In Syria, few conciliatory signs as peace talks loom
- 18 January 2014
- From the section Middle East
In northern Damascus lies the neighbourhood of Barzeh, split between Barzeh with its pre-fabricated houses, old Barzeh al-Balad, and the slum of Ish al-Warwar.
It has been the scene of fighting for more than 15 months.
Like in other parts of the country, peaceful protests there gave way to armed confrontations, when the government brutally cracked down.
But there is something particular about Barzeh. It is mainly inhabited by Sunni Muslims in Barzeh al-Balad valley, and Alawites, loyal to President Bashar al-Assad, concentrated in Ish al-Warwar on Mount Qassioun.
Government forces used the mountain to launch artillery and rocket attacks on Barzeh and elsewhere in the Ghouta, an agricultural belt around Damascus.
The valley of Barzeh al-Balad suffered the worst violence, with government shelling, kidnapping and mass killings by paramilitary Popular Committees, now known as the National Defence Army, mainly from the Alawite minority.
But today there is a truce in Barzeh. The government has struck a deal with the armed opposition there, the Free Syrian Army (FSA). The FSA is returning heavy weapons - such as tanks - which they captured from the government, and in turn are allowed to become a civil police governing the neighbourhood.
Displaced families are being allowed back and the government is due to free detainees.
At the checkpoints of Barzeh, both forces now stand together and they eat the same food.
These two sides who have been fighting and killing each other have now come to terms. But Barzeh holds important strategic significance, as it is on the road that leads to Latakia where the government needs to secure the delivery of chemical weapons to the port.
Sending a message
In other areas, however, the government is still using a "starve to submission" policy, activists say, denying food access to opposition areas to force into submission.
More than 50 civilians including children are reported to have died of hunger in Yarmouk, a Palestinian refugee camp in southern Damascus.
Muadhamiya in the western suburbs went through the same thing and the armed opposition had to surrender to break the siege.
The timing of the Barzeh truce is significant for the government. It wants to send the message before Geneva that it is capable of reconciliation without the need of international efforts.
It also wants to take pre-emptive measures to avoid any suggestions of introducing UN peacekeepers to Syria. This is something President Bashar al-Assad's government doesn't want to see, a UN official told me in Damascus.
Meanwhile, the Syrian leadership sees Geneva as a conference for fighting "terrorism" - a term used to describe the armed opposition - and they insist it is not about giving up power.
In fact, members of the government repeatedly said that President Assad has the right to run for elections in 2014 at the end of his term.
"President Assad is coming out of the cold again and becoming an important player after the deal on [removing] the chemical weapons," one analyst close to the government said.
"He is the only one who can deliver such a mission, so why should he make any concession?"

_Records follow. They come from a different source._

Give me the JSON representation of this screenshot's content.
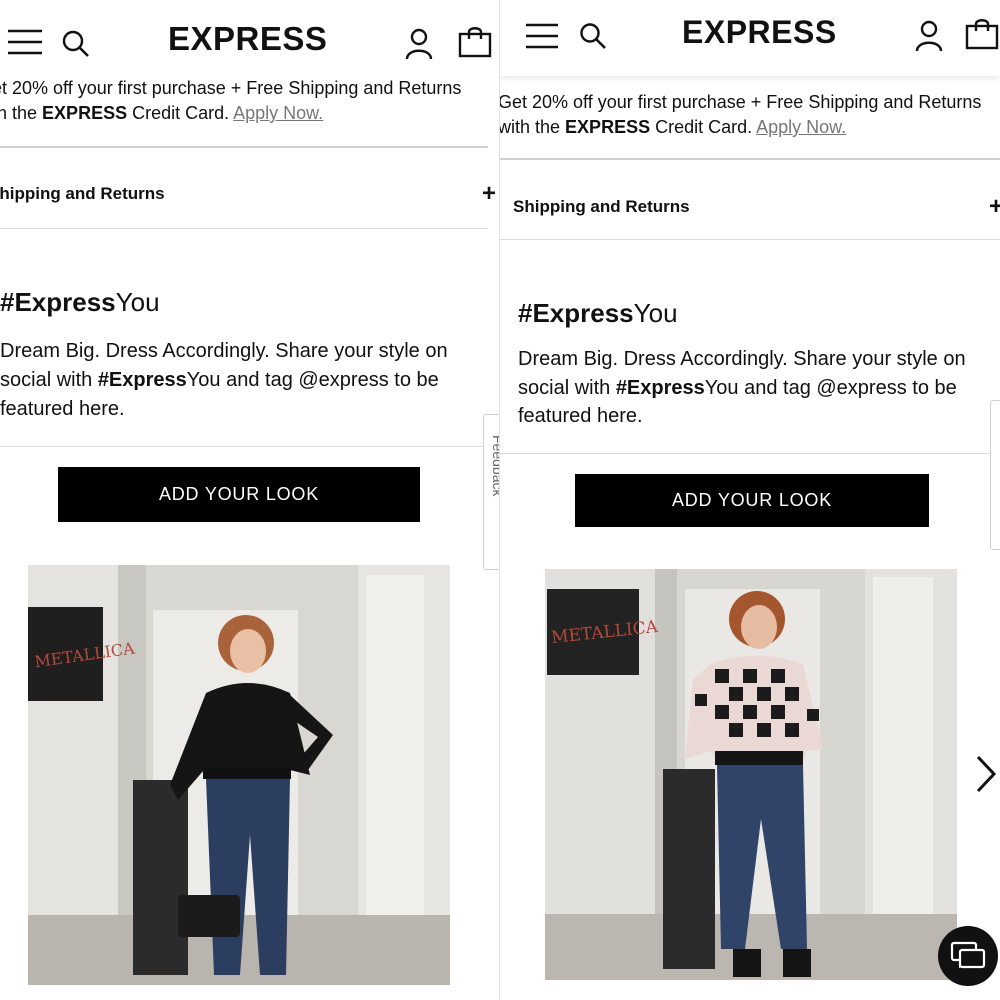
{
  "brand": "EXPRESS",
  "promo": {
    "left_line1": "et 20% off your first purchase + Free Shipping and Returns",
    "left_line2_pre": "th the ",
    "right_line1": "Get 20% off your first purchase + Free Shipping and Returns",
    "right_line2_pre": "with the ",
    "brand_bold": "EXPRESS",
    "line2_post": " Credit Card. ",
    "apply_link": "Apply Now."
  },
  "accordion": {
    "left_label": "Shipping and Returns",
    "right_label": "Shipping and Returns",
    "toggle": "+"
  },
  "ugc": {
    "hash_bold": "#Express",
    "hash_rest": "You",
    "desc_line1": "Dream Big. Dress Accordingly. Share your style on",
    "desc_line2_pre": "social with ",
    "desc_line2_bold": "#Express",
    "desc_line2_post": "You and tag @express to be",
    "desc_line3": "featured here.",
    "button": "ADD YOUR LOOK"
  },
  "photos": {
    "poster_text": "METALLICA"
  },
  "feedback_tab": "Feedback",
  "icons": [
    "menu-icon",
    "search-icon",
    "account-icon",
    "bag-icon",
    "chevron-right-icon",
    "chat-icon"
  ],
  "colors": {
    "button_bg": "#000000",
    "link_gray": "#777777"
  }
}
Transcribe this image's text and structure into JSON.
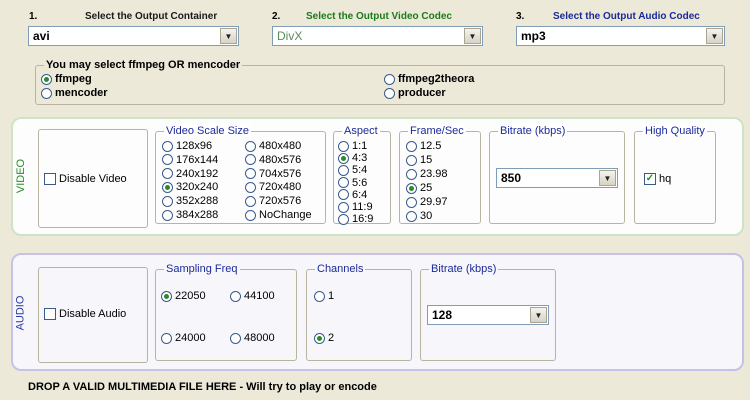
{
  "selectors": [
    {
      "num": "1.",
      "label": "Select the Output Container",
      "value": "avi"
    },
    {
      "num": "2.",
      "label": "Select the Output Video Codec",
      "value": "DivX"
    },
    {
      "num": "3.",
      "label": "Select the Output Audio Codec",
      "value": "mp3"
    }
  ],
  "encoder": {
    "title": "You may select ffmpeg OR mencoder",
    "options": [
      "ffmpeg",
      "mencoder",
      "ffmpeg2theora",
      "producer"
    ],
    "selected": "ffmpeg"
  },
  "video": {
    "panel_label": "VIDEO",
    "disable_label": "Disable Video",
    "scale": {
      "title": "Video Scale Size",
      "options": [
        "128x96",
        "176x144",
        "240x192",
        "320x240",
        "352x288",
        "384x288",
        "480x480",
        "480x576",
        "704x576",
        "720x480",
        "720x576",
        "NoChange"
      ],
      "selected": "320x240"
    },
    "aspect": {
      "title": "Aspect",
      "options": [
        "1:1",
        "4:3",
        "5:4",
        "5:6",
        "6:4",
        "11:9",
        "16:9"
      ],
      "selected": "4:3"
    },
    "framerate": {
      "title": "Frame/Sec",
      "options": [
        "12.5",
        "15",
        "23.98",
        "25",
        "29.97",
        "30"
      ],
      "selected": "25"
    },
    "bitrate": {
      "title": "Bitrate (kbps)",
      "value": "850"
    },
    "quality": {
      "title": "High Quality",
      "check_label": "hq",
      "checked": true
    }
  },
  "audio": {
    "panel_label": "AUDIO",
    "disable_label": "Disable Audio",
    "sampling": {
      "title": "Sampling Freq",
      "options": [
        "22050",
        "44100",
        "24000",
        "48000"
      ],
      "selected": "22050"
    },
    "channels": {
      "title": "Channels",
      "options": [
        "1",
        "2"
      ],
      "selected": "2"
    },
    "bitrate": {
      "title": "Bitrate (kbps)",
      "value": "128"
    }
  },
  "dropzone": "DROP A VALID MULTIMEDIA FILE HERE - Will try to play or encode",
  "colors": {
    "background": "#ece9d8",
    "video_accent": "#2a8a2a",
    "audio_accent": "#2a3aa0"
  }
}
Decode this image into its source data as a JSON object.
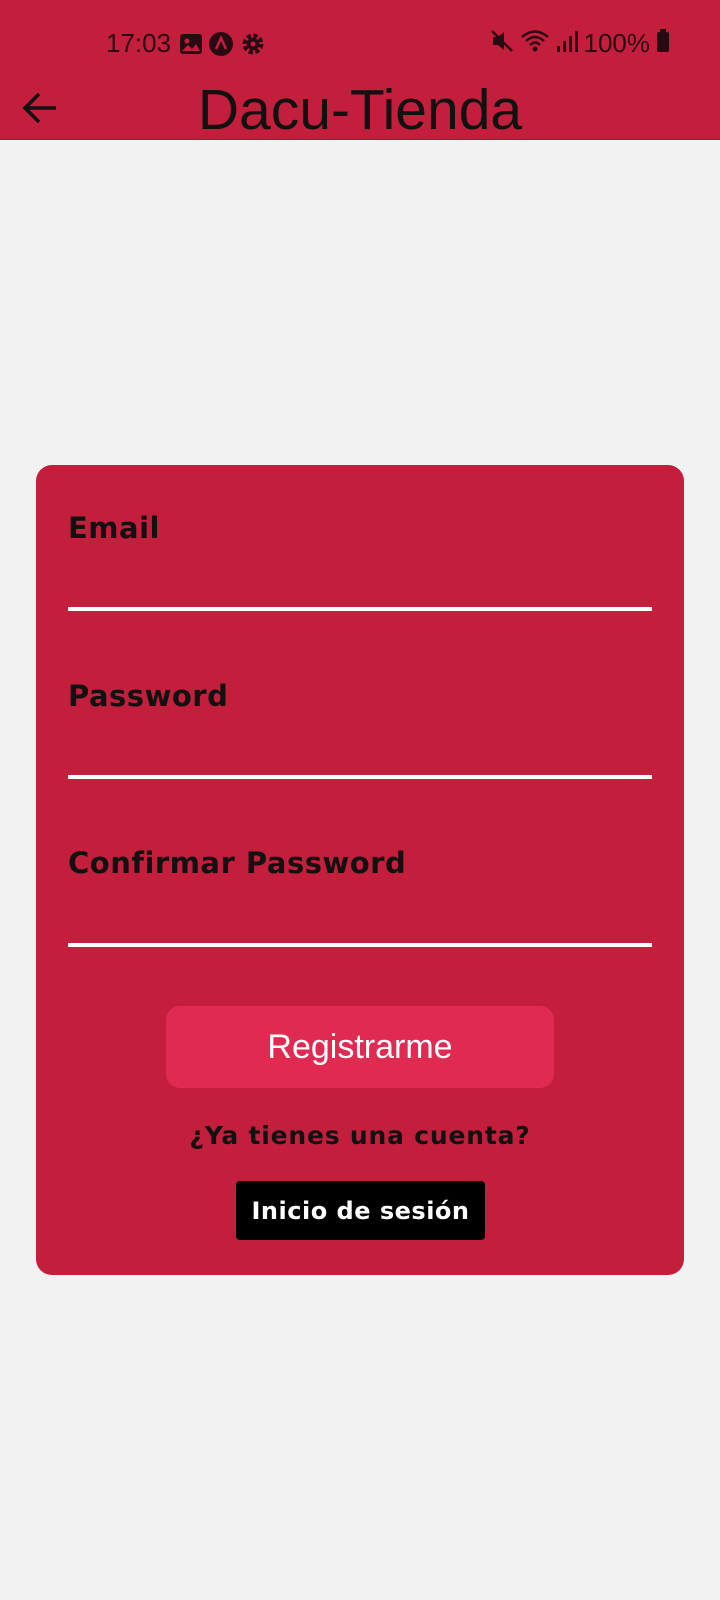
{
  "status_bar": {
    "time": "17:03",
    "battery": "100%",
    "left_icons": [
      "gallery-icon",
      "app-a-icon",
      "gear-icon"
    ],
    "right_icons": [
      "mute-icon",
      "wifi-icon",
      "signal-icon",
      "battery-icon"
    ]
  },
  "app_bar": {
    "title": "Dacu-Tienda",
    "back_icon": "arrow-left-icon",
    "color": "#c41e3d"
  },
  "form": {
    "email_label": "Email",
    "email_value": "",
    "password_label": "Password",
    "password_value": "",
    "confirm_label": "Confirmar Password",
    "confirm_value": "",
    "submit_label": "Registrarme",
    "question": "¿Ya tienes una cuenta?",
    "login_label": "Inicio de sesión",
    "card_color": "#c41e3d",
    "submit_color": "#e12a52"
  }
}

The National Defence Army does not seem to have any interest in peace talks. It has become an alternative force that rules district by district.
It is accused of having committed many offences, including kidnapping businessmen in government-controlled areas and making hundreds of thousands of dollars in ransoms. For them, the continuation of the conflict is feeding their economy.
To outsiders, the regime seems to be one entity that is solid. But in fact, there are different powers at play inside Syria.
There are internal power struggles and external forces like Hezbollah, Iran's Revolutionary Guards and Iraqi Shia militias like the Zulfikar and Abou al-Fadhal al-Abbas Brigades. Many of these forces are seen in public, especially around Shia religious sites.
But what makes the regime strong is in fact its allies - Iran and Russia.
They have had one firm position since the start of the uprising - to support Syria's president.
An Iranian diplomat told members of the "tolerated" national opposition inside Syria during a meeting at the embassy: "Iran bets on Assad as a person, he is indispensible for us."
And while the rebel groups are locked in fighting with the al-Qaeda-linked Isis (also know as Isil) jihadists in the north, the government is pursuing its crackdown on peaceful activists in the capital.
Campaigns of arrest are continuing, targeting members of the "tolerated" opposition and members of Al-Shabab Al-Souri Al-Thaer - a group of Christians, Alawites and Druze who want to continue with peaceful activism amidst the rise of Islamist opposition groups.
Almost everyone is sent to the Anti-Terrorism Court (formed in 2012) - a sign the government is unwilling to make any concession.
But for the civilians who are caught up in the war, an end to the suffering is all they want.
What was once a call for freedom has now turned into a cry for survival.